Keep in mind also that many credit cards automatically extend the manufacturer's guarantees for the products you pay with them for about a year, and thus the maintenance contracts are still less attractive.
And just because the manufacturer's warranty is complete, it does not necessarily mean that your luck is over. Many manufacturers have so-called goodwill programs to pay, in part or in full, the cost if a product breaks down over too short a time, particularly if it is a known design or manufacturing problem. And you could also have so-called implicit warranty rights that apply to the manufacturer, the distributor, or both, which can extend the scope and duration of your protection.
Finally, depending on your skills and the severity of the problem, you could fix it yourself. There are many "do-it-yourself" videos and websites available today, and many of them are provided by companies that sell parts for much less than you would pay the repair shop.
A better alternative.
Start by buying reliable products, and keep them well maintained as recommended by the manufacturer. Instead of buying extended warranties, save the money you would have spent on a savings account, or even start a safety fund for repair and replacement of products.

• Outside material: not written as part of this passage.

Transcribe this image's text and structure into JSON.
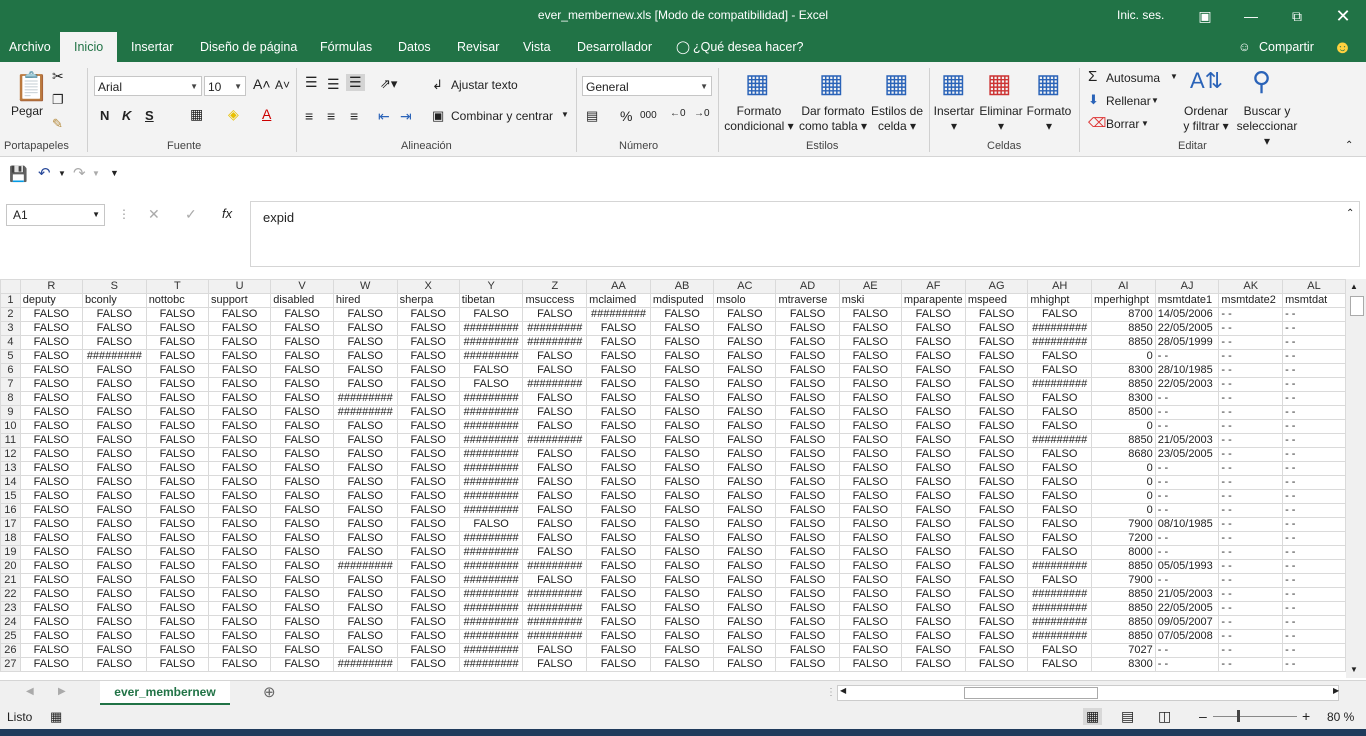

If something needs to be repaired or maintained, you can therefore pay for it with money from the fund, without having to negotiate the limitations of the fine print or other nonsense. If at the end you do not need any repairs, use that money to replace the item when the time comes, and buy yourself something nice. Life's short. We all deserve to treat ourselves right?